The string "Graphic" may appear in lines of the listing. Report each line where it does.

-- Opening Marker --

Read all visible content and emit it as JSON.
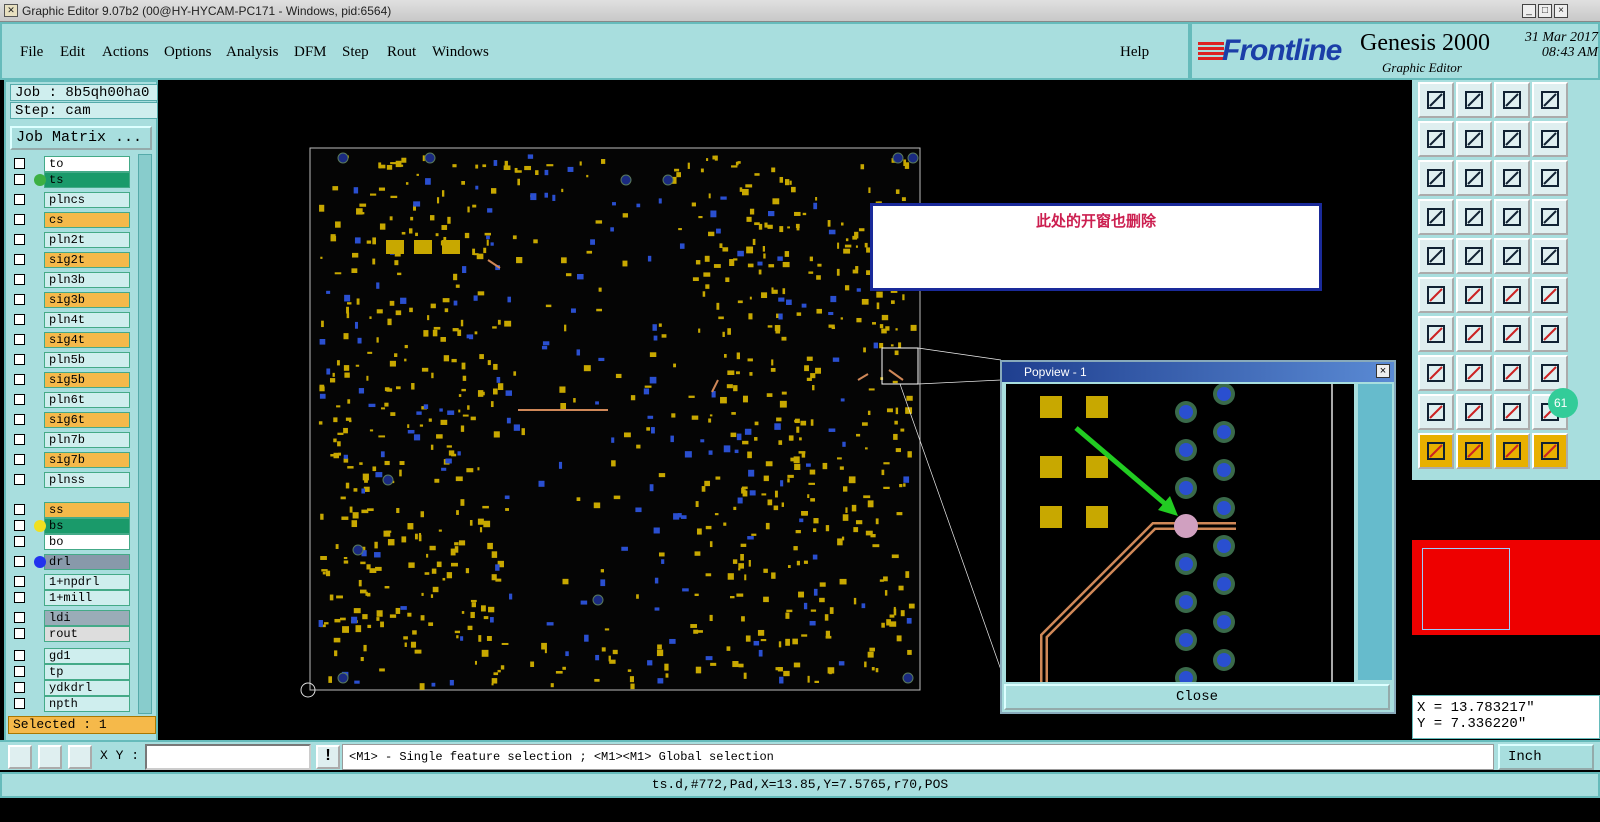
{
  "window": {
    "title": "Graphic Editor 9.07b2 (00@HY-HYCAM-PC171 - Windows, pid:6564)"
  },
  "menu": {
    "items": [
      "File",
      "Edit",
      "Actions",
      "Options",
      "Analysis",
      "DFM",
      "Step",
      "Rout",
      "Windows"
    ],
    "help": "Help"
  },
  "brand": {
    "logo_text": "Frontline",
    "product": "Genesis 2000",
    "subtitle": "Graphic Editor",
    "date": "31 Mar 2017",
    "time": "08:43 AM"
  },
  "left": {
    "job": "Job : 8b5qh00ha0",
    "step": "Step: cam",
    "job_matrix": "Job Matrix ...",
    "selected": "Selected : 1",
    "layers": [
      {
        "name": "to",
        "color": "#ffffff",
        "dot": ""
      },
      {
        "name": "ts",
        "color": "#1a9a6a",
        "dot": "#3cb043"
      },
      {
        "name": "plncs",
        "color": "#cfeeee",
        "dot": ""
      },
      {
        "name": "cs",
        "color": "#f5b94a",
        "dot": ""
      },
      {
        "name": "pln2t",
        "color": "#cfeeee",
        "dot": ""
      },
      {
        "name": "sig2t",
        "color": "#f5b94a",
        "dot": ""
      },
      {
        "name": "pln3b",
        "color": "#cfeeee",
        "dot": ""
      },
      {
        "name": "sig3b",
        "color": "#f5b94a",
        "dot": ""
      },
      {
        "name": "pln4t",
        "color": "#cfeeee",
        "dot": ""
      },
      {
        "name": "sig4t",
        "color": "#f5b94a",
        "dot": ""
      },
      {
        "name": "pln5b",
        "color": "#cfeeee",
        "dot": ""
      },
      {
        "name": "sig5b",
        "color": "#f5b94a",
        "dot": ""
      },
      {
        "name": "pln6t",
        "color": "#cfeeee",
        "dot": ""
      },
      {
        "name": "sig6t",
        "color": "#f5b94a",
        "dot": ""
      },
      {
        "name": "pln7b",
        "color": "#cfeeee",
        "dot": ""
      },
      {
        "name": "sig7b",
        "color": "#f5b94a",
        "dot": ""
      },
      {
        "name": "plnss",
        "color": "#cfeeee",
        "dot": ""
      },
      {
        "name": "ss",
        "color": "#f5b94a",
        "dot": ""
      },
      {
        "name": "bs",
        "color": "#1a9a6a",
        "dot": "#f0e020"
      },
      {
        "name": "bo",
        "color": "#ffffff",
        "dot": ""
      },
      {
        "name": "drl",
        "color": "#8899aa",
        "dot": "#2233ee"
      },
      {
        "name": "1+npdrl",
        "color": "#cfeeee",
        "dot": ""
      },
      {
        "name": "1+mill",
        "color": "#cfeeee",
        "dot": ""
      },
      {
        "name": "ldi",
        "color": "#9aacb8",
        "dot": ""
      },
      {
        "name": "rout",
        "color": "#dddddd",
        "dot": ""
      },
      {
        "name": "gd1",
        "color": "#cfeeee",
        "dot": ""
      },
      {
        "name": "tp",
        "color": "#cfeeee",
        "dot": ""
      },
      {
        "name": "ydkdrl",
        "color": "#cfeeee",
        "dot": ""
      },
      {
        "name": "npth",
        "color": "#cfeeee",
        "dot": ""
      }
    ]
  },
  "annotation": {
    "text": "此处的开窗也删除"
  },
  "popview": {
    "title": "Popview - 1",
    "close": "Close"
  },
  "coords": {
    "x": "X = 13.783217\"",
    "y": "Y = 7.336220\""
  },
  "bottom": {
    "xy_label": "X Y :",
    "xy_value": "",
    "message": "<M1> - Single feature selection ; <M1><M1> Global selection",
    "units": "Inch"
  },
  "status": {
    "text": "ts.d,#772,Pad,X=13.85,Y=7.5765,r70,POS"
  },
  "badge": {
    "text": "61"
  },
  "colors": {
    "panel": "#a8dede",
    "pad": "#c8a800",
    "via": "#2a4fd0",
    "trace": "#d08858",
    "arrow": "#22cc22",
    "highlight": "#cc1f50"
  }
}
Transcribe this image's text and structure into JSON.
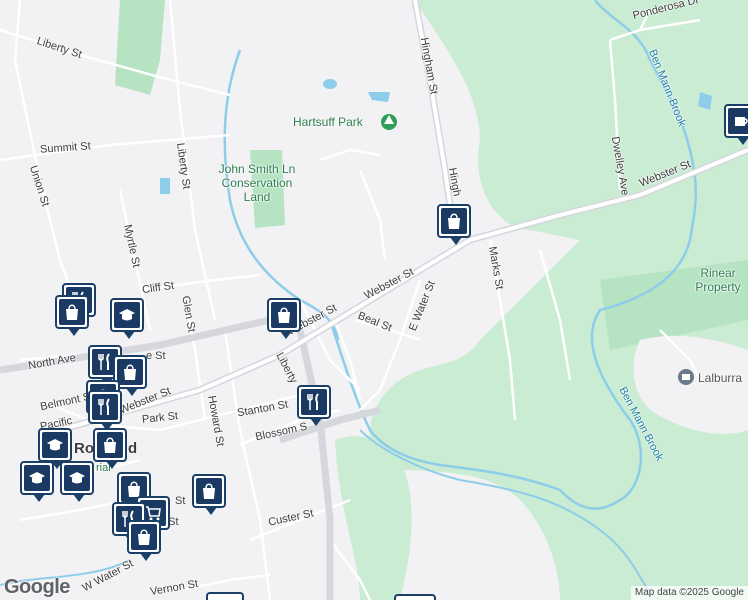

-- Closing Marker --

#### Answer to this task:
    "title": "Graphic Editor 9.07b2 (00@HY-HYCAM-PC171 - Windows, pid:6564)"
    "subtitle": "Graphic Editor",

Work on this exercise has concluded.